WHAT IS NEEDED: Your response must be made up of each line in the data below that contains the string "image".

::::::::

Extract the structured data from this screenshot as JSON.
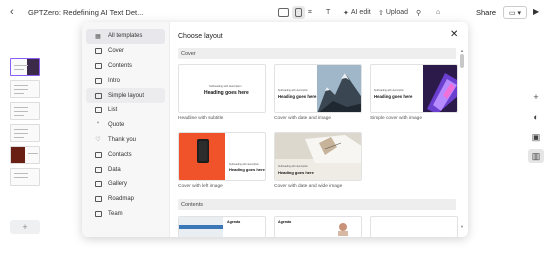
{
  "topbar": {
    "title": "GPTZero: Redefining AI Text Det...",
    "ai_edit": "AI edit",
    "upload": "Upload",
    "share": "Share",
    "sparkle_icon": "sparkle-icon",
    "upload_icon": "upload-icon"
  },
  "modal": {
    "title": "Choose layout",
    "categories": [
      {
        "label": "All templates",
        "icon": "layout-grid-icon"
      },
      {
        "label": "Cover",
        "icon": "cover-icon"
      },
      {
        "label": "Contents",
        "icon": "contents-icon"
      },
      {
        "label": "Intro",
        "icon": "intro-icon"
      },
      {
        "label": "Simple layout",
        "icon": "simple-layout-icon"
      },
      {
        "label": "List",
        "icon": "list-icon"
      },
      {
        "label": "Quote",
        "icon": "quote-icon"
      },
      {
        "label": "Thank you",
        "icon": "thank-you-icon"
      },
      {
        "label": "Contacts",
        "icon": "contacts-icon"
      },
      {
        "label": "Data",
        "icon": "data-icon"
      },
      {
        "label": "Gallery",
        "icon": "gallery-icon"
      },
      {
        "label": "Roadmap",
        "icon": "roadmap-icon"
      },
      {
        "label": "Team",
        "icon": "team-icon"
      }
    ],
    "sections": {
      "cover": "Cover",
      "contents": "Contents"
    },
    "cover_cards": [
      {
        "label": "Headline with subtitle",
        "sub": "Subheading with description",
        "heading": "Heading goes here"
      },
      {
        "label": "Cover with date and image",
        "sub": "Subheading with description",
        "heading": "Heading goes here"
      },
      {
        "label": "Simple cover with image",
        "sub": "Subheading with description",
        "heading": "Heading goes here"
      },
      {
        "label": "Cover with left image",
        "sub": "Subheading with description",
        "heading": "Heading goes here"
      },
      {
        "label": "Cover with date and wide image",
        "sub": "Subheading with description",
        "heading": "Heading goes here"
      }
    ],
    "contents_cards": [
      {
        "heading": "Agenda"
      },
      {
        "heading": "Agenda"
      },
      {
        "heading": ""
      }
    ]
  },
  "colors": {
    "accent": "#8b5cf6",
    "orange": "#f0522a",
    "purple_dark": "#2c1a4a"
  }
}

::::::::

RESULT OF THIS TASK:
        "label": "Cover with date and image",
        "label": "Simple cover with image",
        "label": "Cover with left image",
        "label": "Cover with date and wide image",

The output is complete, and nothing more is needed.